The evening concluded with a stroll down the energetic and stylish Istiklal Cad strip in the Taksim area. We had to ask ourselves, "Where did Asia and the Middle East go?" The strip is very European and modern with trendy boutique shops sandwiched by Western fast food chains and local donair joints. Istiklal Cad is the core of an even larger network of restaurants, lounges, pubs and nightclubs that make it the social place to be. It's a very popular, fun and lively place to be at any time of day.
So what about the food? Well, its simple. Turkish people love their meat and its readily available everywhere. If it can be cooked on a stick, it's a Turkish cuisine! Cameron was in heaven. Nicole, not so much. Luckily all of the donair restaurants make a vegetarian wrap or pita, albeit with a confused and somewhat judgmental glare (how can someone survive without meat?!). That said, Turkey is also known for its decadent deserts and sweets - this made Nicole happy.
If we had to compare Turkey to another nation we would say it's more like Greece than other Muslim countries in the Middle East.
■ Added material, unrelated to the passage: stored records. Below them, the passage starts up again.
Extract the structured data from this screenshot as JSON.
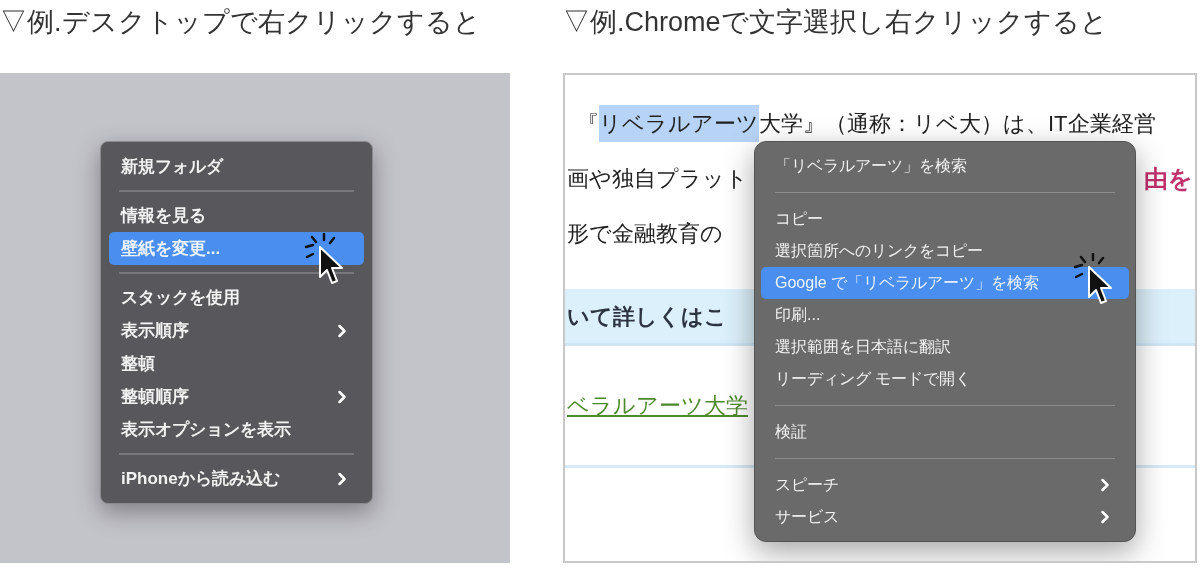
{
  "headings": [
    "▽例.デスクトップで右クリックすると",
    "▽例.Chromeで文字選択し右クリックすると"
  ],
  "desktop": {
    "menu": [
      {
        "kind": "item",
        "label": "新規フォルダ",
        "selected": false,
        "submenu": false
      },
      {
        "kind": "separator"
      },
      {
        "kind": "item",
        "label": "情報を見る",
        "selected": false,
        "submenu": false
      },
      {
        "kind": "item",
        "label": "壁紙を変更...",
        "selected": true,
        "submenu": false
      },
      {
        "kind": "separator"
      },
      {
        "kind": "item",
        "label": "スタックを使用",
        "selected": false,
        "submenu": false
      },
      {
        "kind": "item",
        "label": "表示順序",
        "selected": false,
        "submenu": true
      },
      {
        "kind": "item",
        "label": "整頓",
        "selected": false,
        "submenu": false
      },
      {
        "kind": "item",
        "label": "整頓順序",
        "selected": false,
        "submenu": true
      },
      {
        "kind": "item",
        "label": "表示オプションを表示",
        "selected": false,
        "submenu": false
      },
      {
        "kind": "separator"
      },
      {
        "kind": "item",
        "label": "iPhoneから読み込む",
        "selected": false,
        "submenu": true
      }
    ]
  },
  "browser": {
    "page": {
      "first_line": {
        "before": "『",
        "selection": "リベラルアーツ",
        "after": "大学』（通称：リベ大）は、IT企業経営"
      },
      "line_2_left": "画や独自プラット",
      "line_2_right": "由を",
      "line_3": "形で金融教育の",
      "banner": "いて詳しくはこ",
      "link": "ベラルアーツ大学"
    },
    "menu": [
      {
        "kind": "item",
        "label": "「リベラルアーツ」を検索",
        "selected": false,
        "submenu": false
      },
      {
        "kind": "separator"
      },
      {
        "kind": "item",
        "label": "コピー",
        "selected": false,
        "submenu": false
      },
      {
        "kind": "item",
        "label": "選択箇所へのリンクをコピー",
        "selected": false,
        "submenu": false
      },
      {
        "kind": "item",
        "label": "Google で「リベラルアーツ」を検索",
        "selected": true,
        "submenu": false
      },
      {
        "kind": "item",
        "label": "印刷...",
        "selected": false,
        "submenu": false
      },
      {
        "kind": "item",
        "label": "選択範囲を日本語に翻訳",
        "selected": false,
        "submenu": false
      },
      {
        "kind": "item",
        "label": "リーディング モードで開く",
        "selected": false,
        "submenu": false
      },
      {
        "kind": "separator"
      },
      {
        "kind": "item",
        "label": "検証",
        "selected": false,
        "submenu": false
      },
      {
        "kind": "separator"
      },
      {
        "kind": "item",
        "label": "スピーチ",
        "selected": false,
        "submenu": true
      },
      {
        "kind": "item",
        "label": "サービス",
        "selected": false,
        "submenu": true
      }
    ]
  }
}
The food and coffee are quite similar (almost identical), although we wouldn't dare say which we like better because both countries claim to have been the 'inventors'.
Unfortunately, like the rest of Europe and the Middle East, everyone smokes everywhere at all times (even in taxis with the windows rolled up!). It's never good when you get home and your clothes reek of campfire and Marlboros.
We didn't know exactly what the plan for Turkey was. We were thrilled to finally be in Istanbul and planned to spend a good portion of our 10 days in the superb mega-city.
November 10th, 2009
Continued on the next Turkey blog titled "Sultanahmet and Old Istanbul"